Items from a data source
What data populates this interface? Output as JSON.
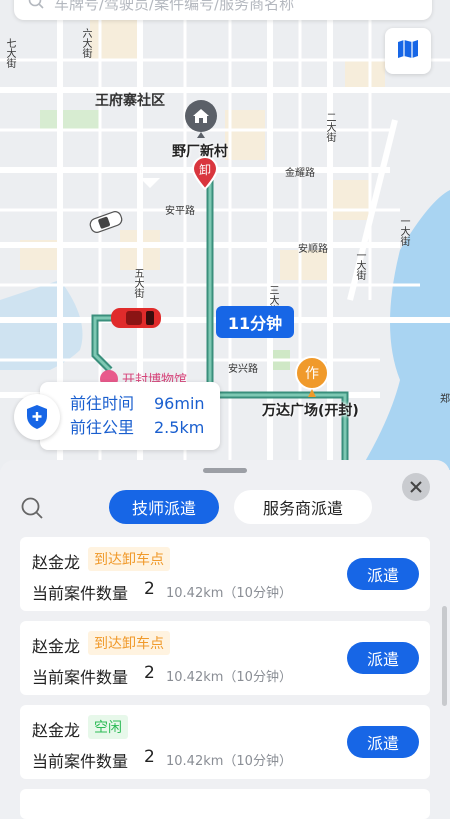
{
  "search": {
    "placeholder": "车牌号/驾驶员/案件编号/服务商名称"
  },
  "map": {
    "labels": {
      "area": "王府寨社区",
      "road_qida": "七大街",
      "road_liuda": "六大街",
      "road_wuda": "五大街",
      "road_erda": "二大街",
      "road_yida": "一大街",
      "road_sanda": "三大街",
      "road_yida_top": "一大街",
      "road_jinyao": "金耀路",
      "road_anping": "安平路",
      "road_anshun": "安顺路",
      "road_anxing": "安兴路",
      "road_edge": "郑"
    },
    "poi_start": "野厂新村",
    "unload_marker": "卸",
    "work_marker": "作",
    "poi_end": "万达广场(开封)",
    "museum": "开封博物馆",
    "time_badge": "11分钟"
  },
  "info": {
    "time_label": "前往时间",
    "time_value": "96min",
    "dist_label": "前往公里",
    "dist_value": "2.5km"
  },
  "sheet": {
    "tabs": [
      "技师派遣",
      "服务商派遣"
    ],
    "cards": [
      {
        "name": "赵金龙",
        "status": "到达卸车点",
        "count_label": "当前案件数量",
        "count": "2",
        "distance": "10.42km（10分钟）",
        "action": "派遣"
      },
      {
        "name": "赵金龙",
        "status": "到达卸车点",
        "count_label": "当前案件数量",
        "count": "2",
        "distance": "10.42km（10分钟）",
        "action": "派遣"
      },
      {
        "name": "赵金龙",
        "status": "空闲",
        "count_label": "当前案件数量",
        "count": "2",
        "distance": "10.42km（10分钟）",
        "action": "派遣"
      }
    ]
  },
  "colors": {
    "accent": "#1766e6",
    "route": "#3a8f7c",
    "orange": "#f09a2b",
    "green": "#2dbb57",
    "red_marker": "#d9363e"
  },
  "icons": [
    "search-icon",
    "map-layers-icon",
    "house-icon",
    "shield-plus-icon",
    "close-icon",
    "car-icon"
  ]
}
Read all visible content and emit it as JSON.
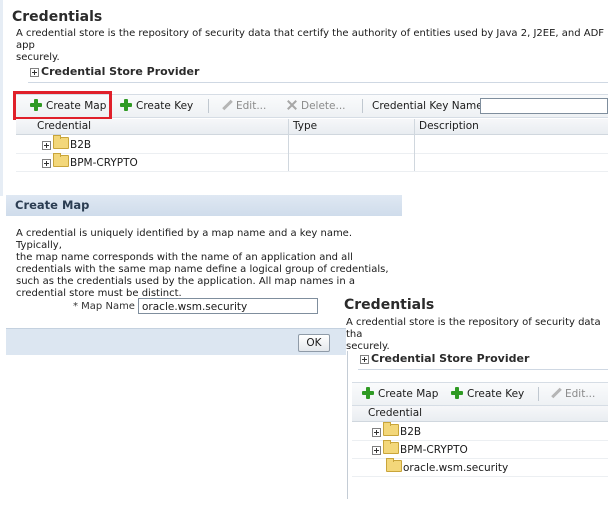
{
  "top": {
    "title": "Credentials",
    "description_line1": "A credential store is the repository of security data that certify the authority of entities used by Java 2, J2EE, and ADF app",
    "description_line2": "securely.",
    "section": "Credential Store Provider",
    "toolbar": {
      "create_map": "Create Map",
      "create_key": "Create Key",
      "edit": "Edit...",
      "delete": "Delete...",
      "key_name_label": "Credential Key Name"
    },
    "columns": [
      "Credential",
      "Type",
      "Description"
    ],
    "rows": [
      "B2B",
      "BPM-CRYPTO"
    ]
  },
  "dialog": {
    "title": "Create Map",
    "text": [
      "A credential is uniquely identified by a map name and a key name. Typically,",
      "the map name corresponds with the name of an application and all",
      "credentials with the same map name define a logical group of credentials,",
      "such as the credentials used by the application. All map names in a",
      "credential store must be distinct."
    ],
    "field_label": "* Map Name",
    "field_value": "oracle.wsm.security",
    "ok": "OK"
  },
  "bottom": {
    "title": "Credentials",
    "description_line1": "A credential store is the repository of security data tha",
    "description_line2": "securely.",
    "section": "Credential Store Provider",
    "toolbar": {
      "create_map": "Create Map",
      "create_key": "Create Key",
      "edit": "Edit..."
    },
    "column": "Credential",
    "rows": [
      "B2B",
      "BPM-CRYPTO",
      "oracle.wsm.security"
    ]
  },
  "colors": {
    "highlight": "#e0202a",
    "accent": "#2f9a23",
    "dialog_header": "#cfdceb"
  }
}
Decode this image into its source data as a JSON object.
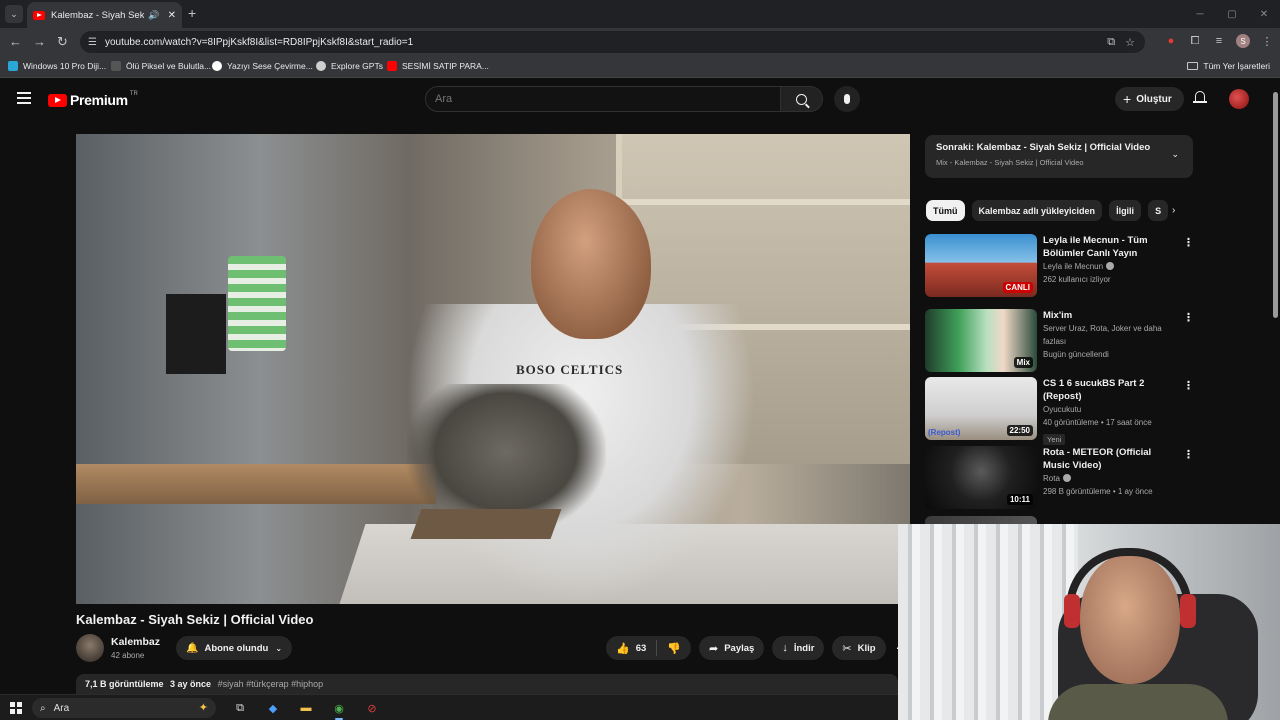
{
  "browser": {
    "tab_title": "Kalembaz - Siyah Sekiz | Offi",
    "url": "youtube.com/watch?v=8IPpjKskf8I&list=RD8IPpjKskf8I&start_radio=1",
    "bookmarks": [
      {
        "label": "Windows 10 Pro Diji...",
        "color": "#2aa7d8"
      },
      {
        "label": "Ölü Piksel ve Bulutla...",
        "color": "#555555"
      },
      {
        "label": "Yazıyı Sese Çevirme...",
        "color": "#ffffff"
      },
      {
        "label": "Explore GPTs",
        "color": "#cfcfcf"
      },
      {
        "label": "SESİMİ SATIP PARA...",
        "color": "#ff0000"
      }
    ],
    "all_bookmarks": "Tüm Yer İşaretleri",
    "profile_initial": "S"
  },
  "youtube": {
    "logo_text": "Premium",
    "country_code": "TR",
    "search_placeholder": "Ara",
    "create_label": "Oluştur"
  },
  "video": {
    "title": "Kalembaz - Siyah Sekiz | Official Video",
    "shirt_text": "BOSO CELTICS",
    "channel": "Kalembaz",
    "subscribers": "42 abone",
    "subscribe_label": "Abone olundu",
    "likes": "63",
    "share_label": "Paylaş",
    "download_label": "İndir",
    "clip_label": "Klip",
    "views": "7,1 B görüntüleme",
    "age": "3 ay önce",
    "tags": "#siyah #türkçerap #hiphop"
  },
  "playlist": {
    "title": "Sonraki: Kalembaz - Siyah Sekiz | Official Video",
    "subtitle": "Mix - Kalembaz - Siyah Sekiz | Official Video"
  },
  "chips": [
    "Tümü",
    "Kalembaz adlı yükleyiciden",
    "İlgili",
    "S"
  ],
  "recommendations": [
    {
      "title": "Leyla ile Mecnun - Tüm Bölümler Canlı Yayın",
      "channel": "Leyla ile Mecnun",
      "meta": "262 kullanıcı izliyor",
      "badge": "CANLI",
      "thumb_text": "CANLI"
    },
    {
      "title": "Mix'im",
      "channel": "Server Uraz, Rota, Joker ve daha fazlası",
      "meta": "Bugün güncellendi",
      "badge": "Mix"
    },
    {
      "title": "CS 1 6 sucukBS Part 2 (Repost)",
      "channel": "Oyucukutu",
      "meta": "40 görüntüleme • 17 saat önce",
      "badge": "22:50",
      "new_label": "Yeni",
      "thumb_text": "(Repost)"
    },
    {
      "title": "Rota - METEOR (Official Music Video)",
      "channel": "Rota",
      "meta": "298 B görüntüleme • 1 ay önce",
      "badge": "10:11"
    }
  ],
  "taskbar": {
    "search_label": "Ara"
  }
}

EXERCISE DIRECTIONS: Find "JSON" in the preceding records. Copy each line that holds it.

RESPONSE TO THIS TASK:
What data populates this interface? Output as JSON.
Read all visible content and emit it as JSON.
Decode this image into its source data as a JSON object.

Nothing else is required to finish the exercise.